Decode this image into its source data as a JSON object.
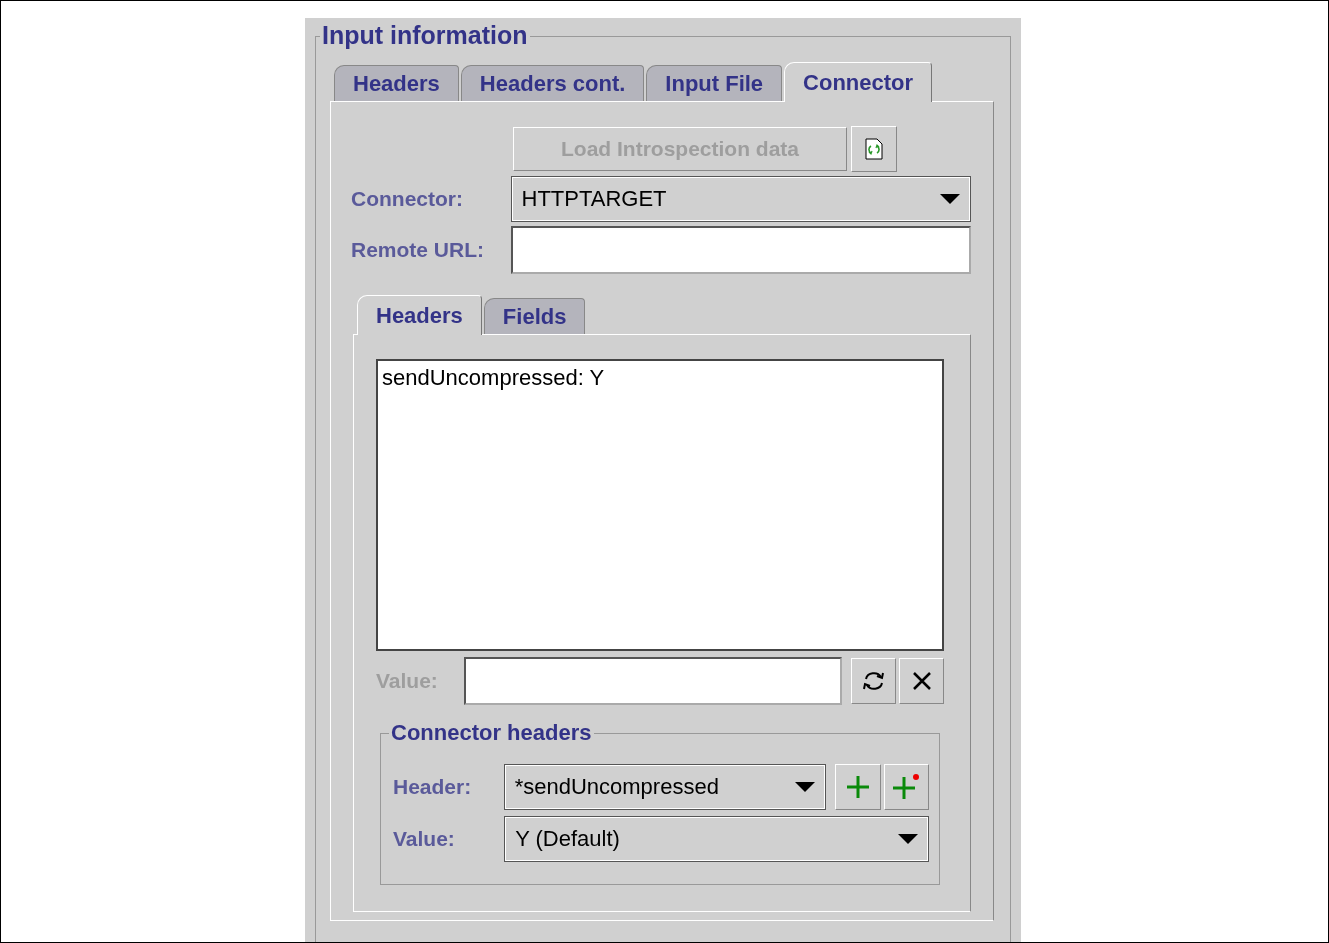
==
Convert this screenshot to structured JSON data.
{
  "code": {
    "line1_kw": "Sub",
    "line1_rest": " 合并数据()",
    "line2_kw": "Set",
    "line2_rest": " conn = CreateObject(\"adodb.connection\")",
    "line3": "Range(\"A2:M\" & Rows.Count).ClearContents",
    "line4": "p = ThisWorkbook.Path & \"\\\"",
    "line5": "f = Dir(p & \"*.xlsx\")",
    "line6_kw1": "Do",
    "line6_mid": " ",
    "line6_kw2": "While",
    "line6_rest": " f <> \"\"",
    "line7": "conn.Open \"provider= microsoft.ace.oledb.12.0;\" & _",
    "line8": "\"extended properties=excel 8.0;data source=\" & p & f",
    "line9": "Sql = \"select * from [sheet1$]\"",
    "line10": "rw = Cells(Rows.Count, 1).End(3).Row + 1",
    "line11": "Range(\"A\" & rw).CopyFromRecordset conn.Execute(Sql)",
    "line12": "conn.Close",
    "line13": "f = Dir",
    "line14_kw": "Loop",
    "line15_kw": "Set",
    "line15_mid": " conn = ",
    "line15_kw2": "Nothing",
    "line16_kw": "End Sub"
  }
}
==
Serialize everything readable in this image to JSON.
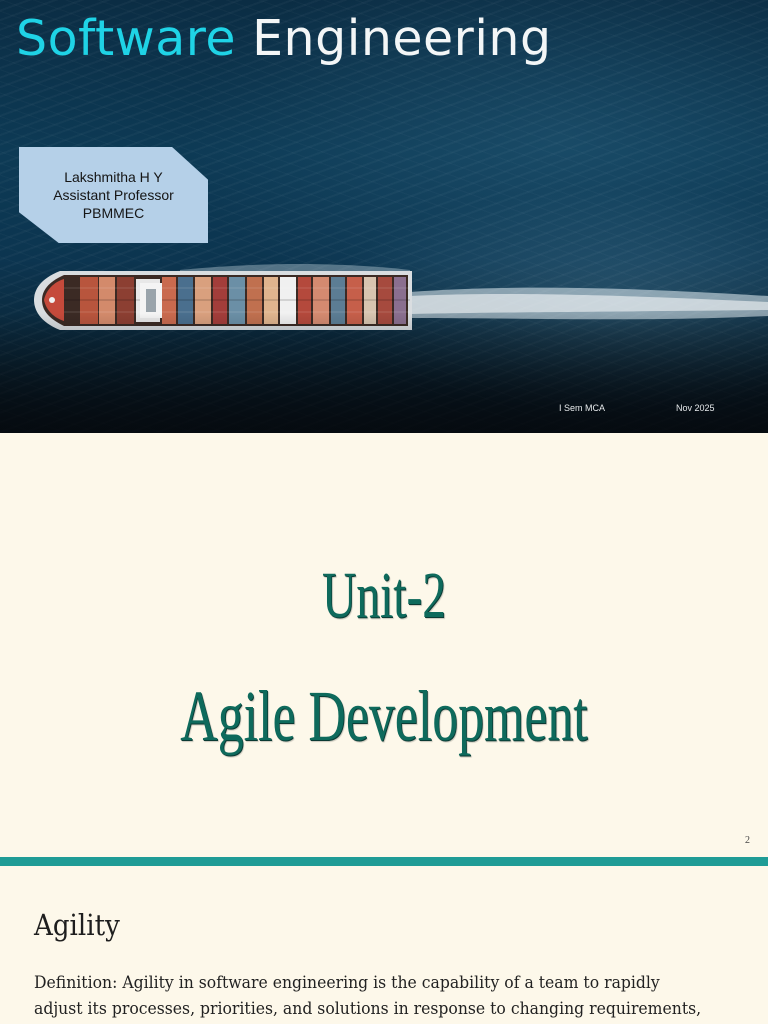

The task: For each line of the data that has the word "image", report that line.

Exercise output:
Decode this image into its source data as a JSON object.
Serialize everything readable in this image to JSON.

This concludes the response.